---- SOURCE INFORMATION
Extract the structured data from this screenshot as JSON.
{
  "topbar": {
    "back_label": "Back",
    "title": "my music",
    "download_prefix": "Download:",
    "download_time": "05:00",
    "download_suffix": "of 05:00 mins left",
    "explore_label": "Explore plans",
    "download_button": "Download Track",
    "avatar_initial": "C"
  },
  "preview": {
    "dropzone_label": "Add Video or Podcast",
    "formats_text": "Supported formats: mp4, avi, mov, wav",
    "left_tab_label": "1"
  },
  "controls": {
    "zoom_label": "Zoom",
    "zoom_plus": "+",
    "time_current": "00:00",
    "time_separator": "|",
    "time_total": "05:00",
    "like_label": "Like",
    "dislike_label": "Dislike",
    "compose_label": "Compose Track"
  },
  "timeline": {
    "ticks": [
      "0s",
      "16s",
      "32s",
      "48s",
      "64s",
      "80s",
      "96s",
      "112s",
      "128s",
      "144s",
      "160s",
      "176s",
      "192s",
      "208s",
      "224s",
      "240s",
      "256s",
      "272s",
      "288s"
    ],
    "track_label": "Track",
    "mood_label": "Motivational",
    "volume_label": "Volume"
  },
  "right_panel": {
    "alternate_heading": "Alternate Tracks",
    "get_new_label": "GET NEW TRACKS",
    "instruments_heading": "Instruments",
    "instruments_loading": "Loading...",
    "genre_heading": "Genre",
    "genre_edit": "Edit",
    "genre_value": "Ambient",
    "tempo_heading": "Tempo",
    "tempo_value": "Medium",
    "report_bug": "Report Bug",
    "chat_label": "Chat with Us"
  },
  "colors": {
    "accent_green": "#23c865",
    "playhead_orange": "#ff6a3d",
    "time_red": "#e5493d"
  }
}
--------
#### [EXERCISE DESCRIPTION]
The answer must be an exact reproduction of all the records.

#### [WORKED SOLUTION]
Extract the structured data from this screenshot as JSON.
{
  "topbar": {
    "back_label": "Back",
    "title": "my music",
    "download_prefix": "Download:",
    "download_time": "05:00",
    "download_suffix": "of 05:00 mins left",
    "explore_label": "Explore plans",
    "download_button": "Download Track",
    "avatar_initial": "C"
  },
  "preview": {
    "dropzone_label": "Add Video or Podcast",
    "formats_text": "Supported formats: mp4, avi, mov, wav",
    "left_tab_label": "1"
  },
  "controls": {
    "zoom_label": "Zoom",
    "zoom_plus": "+",
    "time_current": "00:00",
    "time_separator": "|",
    "time_total": "05:00",
    "like_label": "Like",
    "dislike_label": "Dislike",
    "compose_label": "Compose Track"
  },
  "timeline": {
    "ticks": [
      "0s",
      "16s",
      "32s",
      "48s",
      "64s",
      "80s",
      "96s",
      "112s",
      "128s",
      "144s",
      "160s",
      "176s",
      "192s",
      "208s",
      "224s",
      "240s",
      "256s",
      "272s",
      "288s"
    ],
    "track_label": "Track",
    "mood_label": "Motivational",
    "volume_label": "Volume"
  },
  "right_panel": {
    "alternate_heading": "Alternate Tracks",
    "get_new_label": "GET NEW TRACKS",
    "instruments_heading": "Instruments",
    "instruments_loading": "Loading...",
    "genre_heading": "Genre",
    "genre_edit": "Edit",
    "genre_value": "Ambient",
    "tempo_heading": "Tempo",
    "tempo_value": "Medium",
    "report_bug": "Report Bug",
    "chat_label": "Chat with Us"
  },
  "colors": {
    "accent_green": "#23c865",
    "playhead_orange": "#ff6a3d",
    "time_red": "#e5493d"
  }
}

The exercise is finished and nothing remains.